My family loves bacon and cheese quiche. You need it absolutely cooked and frivolously golden before you add the filling, in any other case it’s going to find yourself soggy. This quiche has a buttery crust, a fluffy egg middle with smoky and salty bacon, and a mix of two cheeses. As the quiche nears its ultimate minutes in the oven, it would start to puff up. When you take away it from the oven, it should slightly deflate.
Bake quiche in a sq. or rectangular pan; cut into small squares or triangles. The pie crust protects the custard filling from direct oven warmth, so a water tub is just not essential. I normally all the time make my crust, however on advice of the recipe purchased the Pillsbury deep dish crusts. Bake them straight from the freezer, in a 400-diploma oven, for five to 10 minutes.
An excellent basic cheese quiche recipe depends lots on a couple of easy tips and tips.
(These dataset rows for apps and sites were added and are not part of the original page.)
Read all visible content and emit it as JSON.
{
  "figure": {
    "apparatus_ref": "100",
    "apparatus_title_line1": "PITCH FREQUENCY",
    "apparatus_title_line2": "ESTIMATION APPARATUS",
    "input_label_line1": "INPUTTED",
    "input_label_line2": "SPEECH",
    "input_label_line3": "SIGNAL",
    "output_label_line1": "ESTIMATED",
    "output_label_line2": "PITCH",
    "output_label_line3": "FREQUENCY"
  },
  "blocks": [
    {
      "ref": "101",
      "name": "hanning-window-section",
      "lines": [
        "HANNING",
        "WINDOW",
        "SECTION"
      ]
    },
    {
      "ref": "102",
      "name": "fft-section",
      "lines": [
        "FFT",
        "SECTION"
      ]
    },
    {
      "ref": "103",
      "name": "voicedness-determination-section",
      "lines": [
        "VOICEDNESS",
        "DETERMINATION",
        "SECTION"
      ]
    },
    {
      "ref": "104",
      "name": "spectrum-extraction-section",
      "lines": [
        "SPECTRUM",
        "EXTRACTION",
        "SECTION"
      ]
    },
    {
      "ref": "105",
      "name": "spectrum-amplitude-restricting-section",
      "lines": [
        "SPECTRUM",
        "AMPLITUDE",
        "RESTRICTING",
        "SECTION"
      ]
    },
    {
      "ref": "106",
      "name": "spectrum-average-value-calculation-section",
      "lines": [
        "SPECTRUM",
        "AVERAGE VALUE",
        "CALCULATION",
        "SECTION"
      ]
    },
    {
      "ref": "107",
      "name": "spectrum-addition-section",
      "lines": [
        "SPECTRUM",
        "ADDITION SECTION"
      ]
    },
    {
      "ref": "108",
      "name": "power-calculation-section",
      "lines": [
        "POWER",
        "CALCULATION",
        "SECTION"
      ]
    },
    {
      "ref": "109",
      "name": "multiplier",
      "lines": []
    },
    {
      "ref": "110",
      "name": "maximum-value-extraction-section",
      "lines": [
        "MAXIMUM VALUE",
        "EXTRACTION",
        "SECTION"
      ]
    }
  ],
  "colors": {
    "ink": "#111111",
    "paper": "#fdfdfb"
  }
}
Tag @sallysbakeblog on Instagram and hashtag it #sallysbakingaddiction. Despite the fact that I crammed the pie crust (deep dish as directed), I still had a quite a little bit of egg combination left over. Baking the pastry “blind” first, without the filling, ensures that the pastry case is cooked through so it doesn’t get a soggy bottom.
Chop greens, shred cheese, and cook bacon while the dough for the crust chills in the fridge. I wish to bump this up a bit to make a more substantial quiche and normally go along with three eggs and a cup-and-a-half of milk in a nine-inch pie crust. This takes just some minutes, and the cheesecloth can be thrown away after the spinach is added to the bowl or combination (no cleanup of home equipment wanted).
I’d bake them in a 325 diploma oven for about 25 – 30 minutes or till the eggs are set. Cooked slowly in butter till satiny and mushy, onions add flavor and texture to the custard of a classic quiche. In France, tarts made with the dough known as pâte brisée were cataloged in La Varenne’s Le Patissier François” (1653), the primary cookbook to codify French pastry arts and much of grand cuisine.